Yesterday I traveled to Coastal Oregon with my toddler and infant (plus my mom, dad, and sister). I hate to break it to all of you who have yet to take your summer vacations, but it sucked. The day started out ok, by the time we were halfway through our second plane ride, in a 30-seat propeller plane, and over open water, I think we were all about to have a nervous breakdown. Throw in a rough landing in 40 mile an hour winds and now I feel like I need about six Valium.
I found a lot of information on the internet about traveling with children. These sites offer up “helpful” tips like, “Make sure you pack extra baby wipes.” And, “Don’t forget to bring an extra change of clothes.” Listen, any seasoned mom who has been away from the house for more than five hours could tell you that. What I was looking for was the hard-core, tell-it-like-it-is information. So, my dear friends, here is my version of what you need to know.
1. Start making a packing list one week in advance. This may sound like a lot of time, but trust me- time is your friend. Begin with the basics: clothing, toiletries, etc. Then wait. I have a theory that your brain continues to work on things even when you aren’t thinking directly about them. I’ll bet you that all week long little thoughts will pop into your head like, “Oh, I better make sure to pack extra pacifiers,” or “I need to remember the baby’s medicine.” Write it all down. Even if you think it’s the most obvious thing in the world- DO IT. This is how people forget to pack their underwear and toothbrushes.
2. Take a Tylenol PM or a sleeping pill the night before your trip. There is zero chance of you getting even five minutes shut-eye at the airport or on the plane. This may be your last chance at a decent night’s sleep and tomorrow you will need all the strength and energy you can get.
3. Don’t fly too early in the morning. It will take you at least three hours to get everyone fed and dressed and to pack up any last minute items. Unless you enjoy starting your day at 3am, try to schedule your flight for late-morning or early afternoon. You will be lucky if you make it out of the house with your teeth brushed.
4. In conjunction with #3- Throw out the idea that you should try to fly around your child’s naptime. In my not-so-humble opinion, a sleeping toddler on a plane is an urban legend. Much like the Chupacabra or a mortgage rate reduction, I have yet to see it for myself.
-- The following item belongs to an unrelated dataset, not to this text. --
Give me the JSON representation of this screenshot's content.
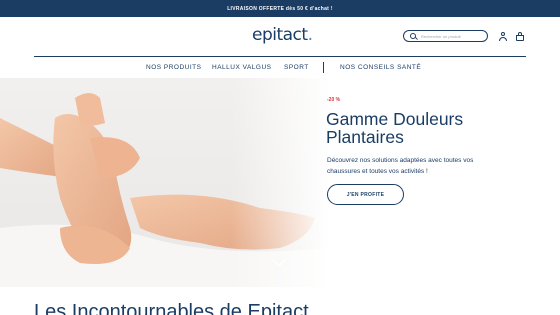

5. Bribery and distraction are your best friends. They will get you through the tough times. You will want to stock up on essentials like lollipops, Oreos and dollar toys from Target. You can get back to the good old food pyramid tomorrow (or the next day, week, month….) – whenever you have recovered from the journey.
6. Try to travel with as many childless adults as possible- preferably your own parents. Instruct them that they are not permitted to bring any carry-on items for themselves. You will need all the extra overhead space you can get. All free hands will be devoted to baby holding, snack distribution, and countless rounds of “The Itsy Bitsy Spider.”
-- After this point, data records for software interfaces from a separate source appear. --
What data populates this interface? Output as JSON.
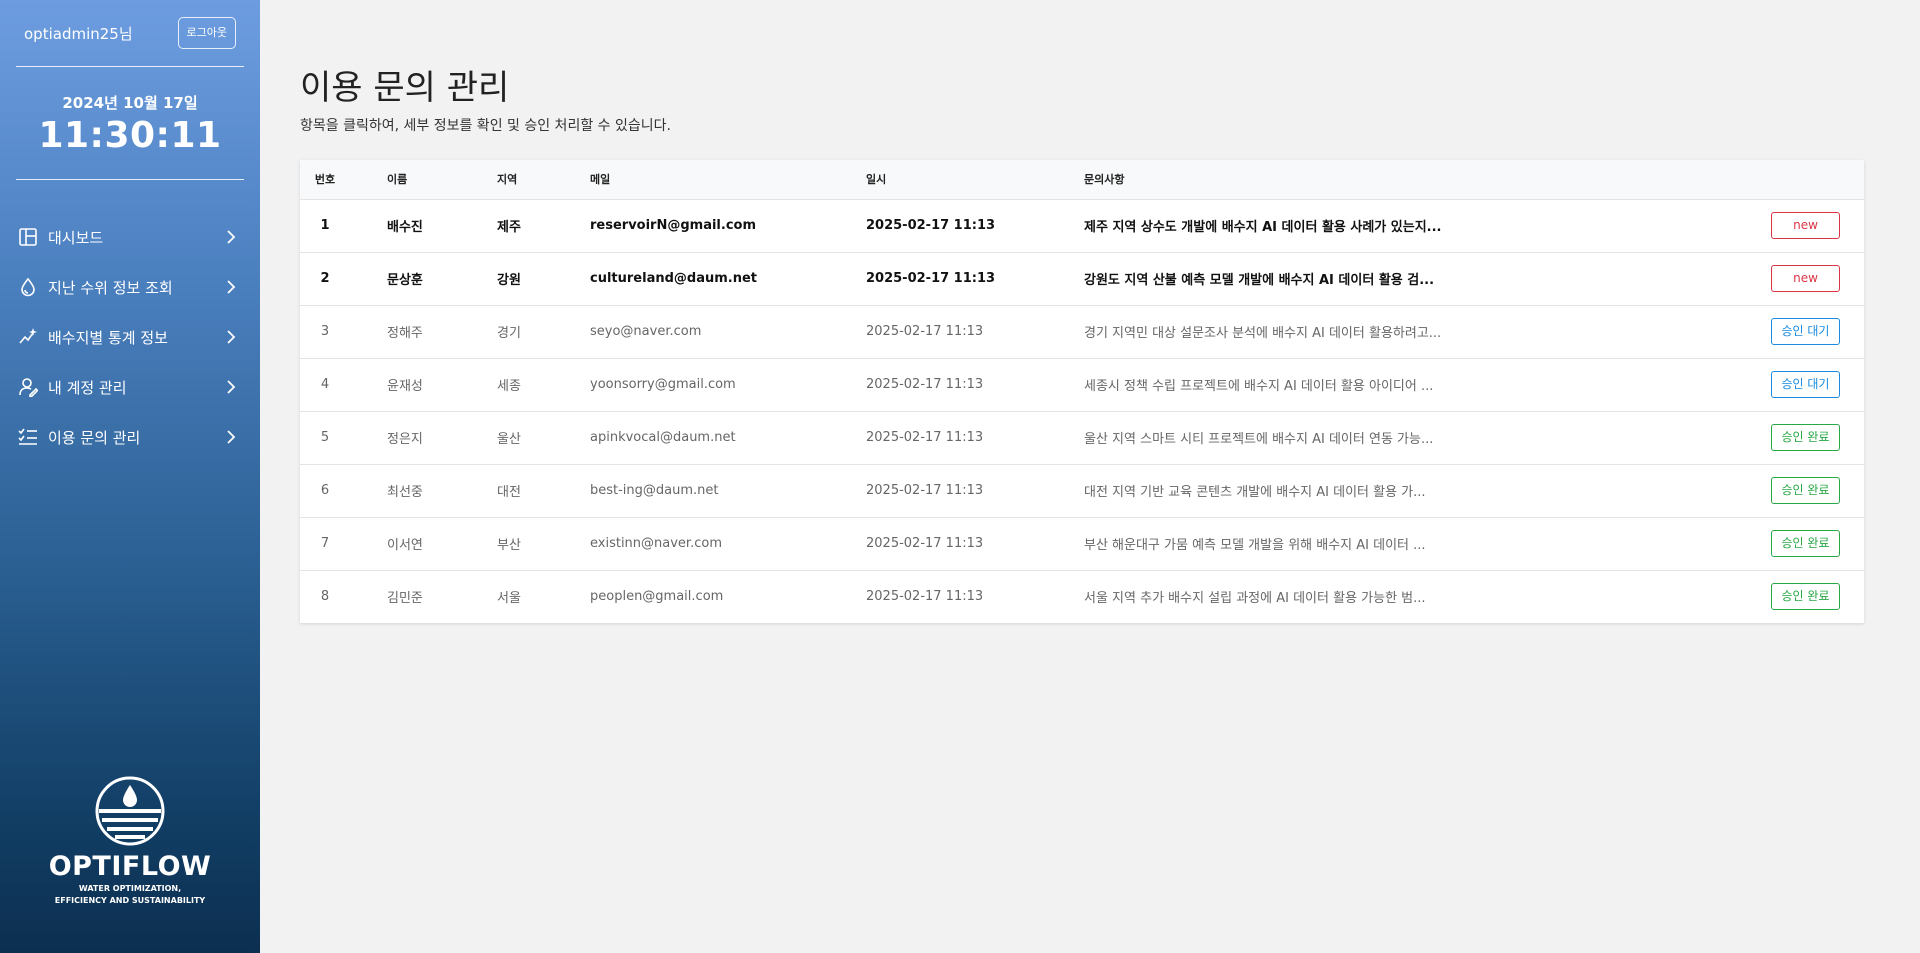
{
  "sidebar": {
    "user_name": "optiadmin25님",
    "logout_label": "로그아웃",
    "date": "2024년 10월 17일",
    "time": "11:30:11",
    "nav_items": [
      {
        "label": "대시보드",
        "icon": "dashboard-icon"
      },
      {
        "label": "지난 수위 정보 조회",
        "icon": "water-drop-icon"
      },
      {
        "label": "배수지별 통계 정보",
        "icon": "stats-sparkle-icon"
      },
      {
        "label": "내 계정 관리",
        "icon": "user-settings-icon"
      },
      {
        "label": "이용 문의 관리",
        "icon": "checklist-icon"
      }
    ],
    "brand_name": "OPTIFLOW",
    "brand_sub_line1": "WATER OPTIMIZATION,",
    "brand_sub_line2": "EFFICIENCY AND SUSTAINABILITY"
  },
  "main": {
    "title": "이용 문의 관리",
    "subtitle": "항목을 클릭하여, 세부 정보를 확인 및 승인 처리할 수 있습니다.",
    "columns": [
      "번호",
      "이름",
      "지역",
      "메일",
      "일시",
      "문의사항",
      ""
    ],
    "rows": [
      {
        "no": "1",
        "name": "배수진",
        "region": "제주",
        "email": "reservoirN@gmail.com",
        "date": "2025-02-17 11:13",
        "query": "제주 지역 상수도 개발에 배수지 AI 데이터 활용 사례가 있는지...",
        "status": "new",
        "status_type": "new"
      },
      {
        "no": "2",
        "name": "문상훈",
        "region": "강원",
        "email": "cultureland@daum.net",
        "date": "2025-02-17 11:13",
        "query": "강원도 지역 산불 예측 모델 개발에 배수지 AI 데이터 활용 검...",
        "status": "new",
        "status_type": "new"
      },
      {
        "no": "3",
        "name": "정해주",
        "region": "경기",
        "email": "seyo@naver.com",
        "date": "2025-02-17 11:13",
        "query": "경기 지역민 대상 설문조사 분석에 배수지 AI 데이터 활용하려고...",
        "status": "승인 대기",
        "status_type": "wait"
      },
      {
        "no": "4",
        "name": "윤재성",
        "region": "세종",
        "email": "yoonsorry@gmail.com",
        "date": "2025-02-17 11:13",
        "query": "세종시 정책 수립 프로젝트에 배수지 AI 데이터 활용 아이디어 ...",
        "status": "승인 대기",
        "status_type": "wait"
      },
      {
        "no": "5",
        "name": "정은지",
        "region": "울산",
        "email": "apinkvocal@daum.net",
        "date": "2025-02-17 11:13",
        "query": "울산 지역 스마트 시티 프로젝트에 배수지 AI 데이터 연동 가능...",
        "status": "승인 완료",
        "status_type": "done"
      },
      {
        "no": "6",
        "name": "최선중",
        "region": "대전",
        "email": "best-ing@daum.net",
        "date": "2025-02-17 11:13",
        "query": "대전 지역 기반 교육 콘텐츠 개발에 배수지 AI 데이터 활용 가...",
        "status": "승인 완료",
        "status_type": "done"
      },
      {
        "no": "7",
        "name": "이서연",
        "region": "부산",
        "email": "existinn@naver.com",
        "date": "2025-02-17 11:13",
        "query": "부산 해운대구 가뭄 예측 모델 개발을 위해 배수지 AI 데이터 ...",
        "status": "승인 완료",
        "status_type": "done"
      },
      {
        "no": "8",
        "name": "김민준",
        "region": "서울",
        "email": "peoplen@gmail.com",
        "date": "2025-02-17 11:13",
        "query": "서울 지역 추가 배수지 설립 과정에 AI 데이터 활용 가능한 범...",
        "status": "승인 완료",
        "status_type": "done"
      }
    ]
  }
}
7. Seating charts are not just for wedding receptions. This is the ideal arrangement: Place the toddler in the middle seat. Accompanying grandparents should flank each side of the child. Place yourself at least five rows behind them. Sit back and enjoy the show.
8. Last, but not least, hang in there. The best part about this day is that it will eventually be over. You may arrive at your destination covered in barf, poop, and tears (your own), but you will get there. Excluding any tragic accident, of course. Remember: This is war. Only the strong will survive. Good luck and God speed.
Sidenote: you may notice that I make no mention of the baby. First, I lucked out and got a mellow one this time. Second, in between all the schlepping of bags, constant stream of snacks, saint-like flight attendants and baby-cooing passengers, she had plenty to keep her occupied.